which makes it critical to capture reimbursement for these FDA-approved
devices. Missing an implant payment can instantly turn a profitable procedure
into a money loser.
Follow these five tips to improve your chances of getting paid for implants.
1. Use a cover letter and include the implant log. If the claim is denied because it requires the invoice, do not resubmit
the claim with the invoice alone. Send a cover letter explaining that
the requested information (i.e., invoice and log) is attached for the
payor to reprocess for additional payment.
It's also a good practice to note on the cover letter that "this
is not a duplicate submission.". Make sure to submit the manufacturer's
invoice and implant log, not the purchase order.
When submitting a case with the invoice, include a copy of the implant
log. Confirm that the lot or reference number matches the stickers on
the log. Highlight the lot number on the invoice so it's easier for
the processor to identify the item on the invoice.
2. Craft a detailed appeal. If an implant is covered under your contract, and is denied as non-covered
due to the invoice not being available from the manufacturer, an appeal
will be required. Send a custom appeal with a copy of the contract showing
the coverage. Include a copy of the manufacturer's invoice and implant
log. Make sure to lay out the contract terms in the appeal with the exact
amount of the expected reimbursement.
3. Review codes. Prior to submitting a claim/appeal, confirm the correct use of the HCPCS
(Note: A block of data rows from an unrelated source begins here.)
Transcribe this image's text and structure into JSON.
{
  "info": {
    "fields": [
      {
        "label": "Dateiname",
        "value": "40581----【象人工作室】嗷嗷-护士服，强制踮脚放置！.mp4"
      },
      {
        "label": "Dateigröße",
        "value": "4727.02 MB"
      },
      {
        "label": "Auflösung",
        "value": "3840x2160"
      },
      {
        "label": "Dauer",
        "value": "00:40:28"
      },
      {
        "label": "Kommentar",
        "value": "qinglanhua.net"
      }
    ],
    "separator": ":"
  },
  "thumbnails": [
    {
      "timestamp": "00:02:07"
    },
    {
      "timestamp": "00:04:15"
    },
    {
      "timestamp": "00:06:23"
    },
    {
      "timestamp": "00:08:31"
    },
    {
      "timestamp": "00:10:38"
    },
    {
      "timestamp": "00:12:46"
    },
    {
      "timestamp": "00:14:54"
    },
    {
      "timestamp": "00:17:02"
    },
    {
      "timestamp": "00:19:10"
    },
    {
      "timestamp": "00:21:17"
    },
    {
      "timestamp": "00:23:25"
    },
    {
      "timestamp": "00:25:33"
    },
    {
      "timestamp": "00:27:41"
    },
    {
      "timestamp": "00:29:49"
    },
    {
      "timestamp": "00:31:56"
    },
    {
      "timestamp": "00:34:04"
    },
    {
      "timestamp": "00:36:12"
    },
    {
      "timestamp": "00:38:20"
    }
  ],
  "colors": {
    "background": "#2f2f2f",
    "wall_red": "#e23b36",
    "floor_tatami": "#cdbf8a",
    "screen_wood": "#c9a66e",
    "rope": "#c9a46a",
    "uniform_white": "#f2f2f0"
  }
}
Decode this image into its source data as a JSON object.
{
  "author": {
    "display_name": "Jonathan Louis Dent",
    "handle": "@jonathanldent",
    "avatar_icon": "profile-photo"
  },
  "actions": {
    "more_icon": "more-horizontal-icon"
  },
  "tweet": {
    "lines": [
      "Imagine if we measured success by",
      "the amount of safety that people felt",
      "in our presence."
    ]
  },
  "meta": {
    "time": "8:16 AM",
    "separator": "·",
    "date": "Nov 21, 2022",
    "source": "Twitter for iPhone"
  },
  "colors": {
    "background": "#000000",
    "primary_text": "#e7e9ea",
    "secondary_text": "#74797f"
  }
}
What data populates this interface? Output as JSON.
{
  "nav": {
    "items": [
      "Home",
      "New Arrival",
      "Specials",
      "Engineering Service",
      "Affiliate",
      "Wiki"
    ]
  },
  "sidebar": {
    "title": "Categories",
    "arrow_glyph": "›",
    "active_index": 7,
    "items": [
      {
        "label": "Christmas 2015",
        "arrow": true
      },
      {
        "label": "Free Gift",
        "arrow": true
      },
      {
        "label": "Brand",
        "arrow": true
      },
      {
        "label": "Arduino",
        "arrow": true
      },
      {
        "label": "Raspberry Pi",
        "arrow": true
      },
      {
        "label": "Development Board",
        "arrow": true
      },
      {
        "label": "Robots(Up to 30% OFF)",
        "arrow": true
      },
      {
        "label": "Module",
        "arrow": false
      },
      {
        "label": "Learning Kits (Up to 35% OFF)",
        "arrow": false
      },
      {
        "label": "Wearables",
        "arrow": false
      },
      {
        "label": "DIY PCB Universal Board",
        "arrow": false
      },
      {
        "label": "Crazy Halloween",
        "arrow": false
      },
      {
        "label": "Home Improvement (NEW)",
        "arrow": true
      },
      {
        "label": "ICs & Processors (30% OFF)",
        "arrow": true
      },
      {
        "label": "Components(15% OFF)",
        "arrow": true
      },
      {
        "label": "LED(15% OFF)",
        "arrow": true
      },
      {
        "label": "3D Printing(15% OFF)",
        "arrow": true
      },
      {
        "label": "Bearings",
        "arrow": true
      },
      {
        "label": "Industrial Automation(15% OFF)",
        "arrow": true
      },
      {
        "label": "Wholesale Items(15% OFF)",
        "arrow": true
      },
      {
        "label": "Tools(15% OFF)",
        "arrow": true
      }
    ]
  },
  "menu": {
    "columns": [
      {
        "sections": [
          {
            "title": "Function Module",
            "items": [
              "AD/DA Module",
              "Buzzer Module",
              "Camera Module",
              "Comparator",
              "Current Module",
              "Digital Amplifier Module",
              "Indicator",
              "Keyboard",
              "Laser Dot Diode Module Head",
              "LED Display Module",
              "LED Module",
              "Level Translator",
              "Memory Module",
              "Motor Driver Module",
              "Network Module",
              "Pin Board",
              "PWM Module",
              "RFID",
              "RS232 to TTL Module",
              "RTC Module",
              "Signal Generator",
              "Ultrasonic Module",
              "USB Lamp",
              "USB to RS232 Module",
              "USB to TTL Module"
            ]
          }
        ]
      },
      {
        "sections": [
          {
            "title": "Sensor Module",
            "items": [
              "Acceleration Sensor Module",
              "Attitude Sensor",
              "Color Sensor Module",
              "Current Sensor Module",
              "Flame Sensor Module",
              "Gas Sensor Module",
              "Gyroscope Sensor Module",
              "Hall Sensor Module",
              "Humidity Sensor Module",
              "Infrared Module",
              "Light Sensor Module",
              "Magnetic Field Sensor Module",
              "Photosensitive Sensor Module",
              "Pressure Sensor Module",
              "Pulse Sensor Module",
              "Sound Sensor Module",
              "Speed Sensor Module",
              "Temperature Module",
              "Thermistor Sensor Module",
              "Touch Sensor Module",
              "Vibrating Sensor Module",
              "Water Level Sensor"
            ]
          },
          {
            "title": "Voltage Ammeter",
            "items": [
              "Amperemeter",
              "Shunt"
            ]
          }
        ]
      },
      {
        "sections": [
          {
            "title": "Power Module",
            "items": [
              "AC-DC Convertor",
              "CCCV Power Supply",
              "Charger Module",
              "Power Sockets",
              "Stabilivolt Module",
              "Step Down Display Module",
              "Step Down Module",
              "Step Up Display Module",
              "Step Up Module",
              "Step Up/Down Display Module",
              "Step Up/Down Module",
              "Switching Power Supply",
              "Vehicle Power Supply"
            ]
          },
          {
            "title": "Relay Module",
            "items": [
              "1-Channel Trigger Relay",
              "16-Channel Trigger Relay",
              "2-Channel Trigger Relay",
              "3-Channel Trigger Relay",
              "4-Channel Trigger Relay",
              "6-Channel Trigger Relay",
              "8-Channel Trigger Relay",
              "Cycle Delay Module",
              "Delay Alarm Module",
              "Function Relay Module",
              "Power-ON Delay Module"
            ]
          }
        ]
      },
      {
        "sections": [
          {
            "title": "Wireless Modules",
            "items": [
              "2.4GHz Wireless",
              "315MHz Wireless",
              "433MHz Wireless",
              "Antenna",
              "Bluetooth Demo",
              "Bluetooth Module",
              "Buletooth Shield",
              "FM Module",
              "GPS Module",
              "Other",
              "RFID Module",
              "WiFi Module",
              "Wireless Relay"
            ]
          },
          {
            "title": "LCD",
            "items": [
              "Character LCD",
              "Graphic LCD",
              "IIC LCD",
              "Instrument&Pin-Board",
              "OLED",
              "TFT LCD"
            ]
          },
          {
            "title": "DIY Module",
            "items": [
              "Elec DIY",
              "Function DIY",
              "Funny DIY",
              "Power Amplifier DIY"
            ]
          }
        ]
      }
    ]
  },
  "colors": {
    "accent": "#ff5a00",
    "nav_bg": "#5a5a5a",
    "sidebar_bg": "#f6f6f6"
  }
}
code. If a generic code was used (e.g., L8699), check if a more specific
code is appropriate.
When updating the HCPCS code to a more specific code, submit a corrected
claim. A best practice is to include a cover letter explaining the corrected
claim, what was corrected, what additional payment is expected and what
supporting documentation is attached.
4. Check contracts. Review contracts for implant reimbursement eligibility and any implant
reimbursement thresholds. Some carriers will not reimburse for implants
Also, verify the carrier's coding preference: L codes versus C codes.
5. Factor in invoice delay. One of the biggest challenges for contracted centers is when a payor requires
a copy of the invoice for implant reimbursement. Device manufacturers
typically do not send out invoices for 2-4 weeks post service date.
There are a few ways to handle these payors, and it depends on the specific
payor and how they processes claims. The optimal approach would be to
submit the claim without the invoice. If this approach is taken, make
sure the charge amount complies with the contract by using the cost in
the purchase order. Follow up by faxing a cover letter, invoice, implant
log, and a copy of the claim when the invoice becomes available.
As a last resort, hold the claim until the invoice is available from the
manufacturer. Some payors will process a claim without the invoice and
do quarterly audits of the implants. Another option is to contact the
manufacturer and request a better process to receive the invoice earlier.
Getting paid for implants is often no easy task. Even in the best of circumstances,
it's not unusual to see payments missed or underpayments made. That's
why ASCs must develop processes to effectively monitor implant payments
and address when payments are missed or underpaid. Failure to do so could
result in leaving thousands of dollars on the table every time a payment
is not completed correctly.